circles over whether music as diverse as that by Peri, Couperin
and J.S. Bach could be meaningfully bundled together with a single
Examples of typical Baroque music
Johann Sebastian Bach (1685–1750), The Art of Fugue
Antonio Vivaldi (1678–1741), L'Estro Armonico
Domenico Scarlatti (1685–1757), Sonatas for Cembalo or Harpsichord
Georg Friedrich Handel (1685–1759), Water Music Suite for
Georg Philipp Telemann (1681 - 1767), Der Tag des Gerichts The Day
of Judgement (1762)
The term "Baroque"
The word "Baroque", like most period or stylistic designations,
was invented by later critics rather than practitioners of the arts
in the 17th and early 18th centuries. It is a French translation
of the Portuguese word "Barroco" (meaning an irregular
pearl, or false jewel—notably, an ancient similar word, "Barlocco"
or "Brillocco", is used in Roman dialect for the same
meaning—and natural pearls that deviate from the usual, regular
forms so they do not have an axis of rotation are known as "baroque
pearls"). Alternatively, it may derive from the now obsolete
Italian "Baroco" (meaning, in logical Scholastica, a syllogism
with weak content). A common definition, before the term Barocco
was used, called this genre simply the style of The Flying Forms.
The term "Baroque" was initially used
with a derogatory meaning, to underline the excesses of its emphasis,
of its eccentric redundancy, its noisy abundance of details, as
opposed to the clearer and sober rationality of the Renaissance.
It was first rehabilitated by the Swiss-born art historian, Heinrich
Wölfflin (1864–1945) in his Renaissance und Barock (1888);
Wölfflin identified the Baroque as "movement imported
into mass," an art antithetic to Renaissance art. He did not
make the distinctions between Mannerism and Baroque that modern
writers do, and he ignored the later phase, the academic Baroque
that lasted into the 18th century. Writers in French and English
did not begin to treat Baroque as a respectable study until Wölfflin's
influence had made German scholarship pre-eminent.

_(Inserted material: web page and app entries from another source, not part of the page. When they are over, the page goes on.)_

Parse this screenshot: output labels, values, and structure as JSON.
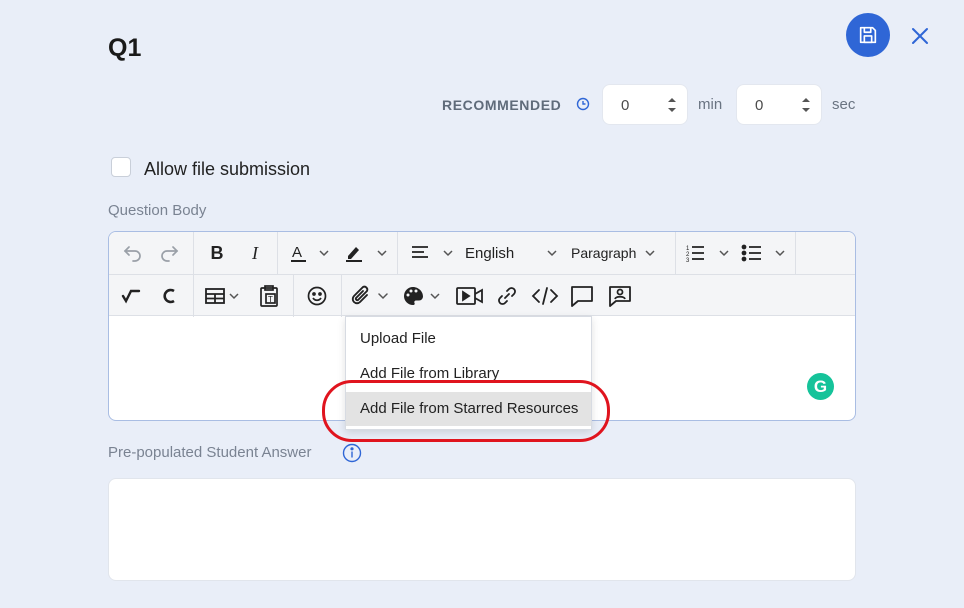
{
  "question": {
    "title": "Q1"
  },
  "header": {
    "save_icon": "floppy-disk-icon",
    "close_icon": "close-icon",
    "accent_color": "#2f66d6"
  },
  "recommended": {
    "label": "RECOMMENDED",
    "icon": "clock-icon",
    "minutes": "0",
    "minutes_unit": "min",
    "seconds": "0",
    "seconds_unit": "sec"
  },
  "allow_file_submission": {
    "label": "Allow file submission",
    "checked": false
  },
  "question_body": {
    "label": "Question Body",
    "toolbar": {
      "language": "English",
      "block_format": "Paragraph",
      "icons_row1": [
        "undo-icon",
        "redo-icon",
        "bold-icon",
        "italic-icon",
        "font-color-icon",
        "highlight-color-icon",
        "align-icon",
        "numbered-list-icon",
        "bulleted-list-icon"
      ],
      "icons_row2": [
        "math-icon",
        "chemistry-icon",
        "table-icon",
        "paste-text-icon",
        "emoji-icon",
        "attachment-icon",
        "palette-icon",
        "video-icon",
        "link-icon",
        "code-icon",
        "comment-icon",
        "image-comment-icon"
      ]
    }
  },
  "attach_menu": {
    "items": [
      "Upload File",
      "Add File from Library",
      "Add File from Starred Resources"
    ],
    "highlighted": "Add File from Starred Resources",
    "annotation_color": "#e0141e"
  },
  "pre_populated": {
    "label": "Pre-populated Student Answer",
    "icon": "info-icon"
  },
  "grammarly": {
    "letter": "G",
    "color": "#15c39a"
  }
}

In modern usage, the term "Baroque" may
still be used, usually pejoratively, to describe works of art, craft,
or design that are thought to have excessive ornamentation or complexity
of line, or, as a synonym for "Byzantine", to describe
literature, computer programs, contracts, or laws that are thought
to be excessively complex, indirect, or obscure in language, to
the extent of concealing or confusing their meaning. A "Baroque
fear" is deeply felt, but utterly beyond daily reality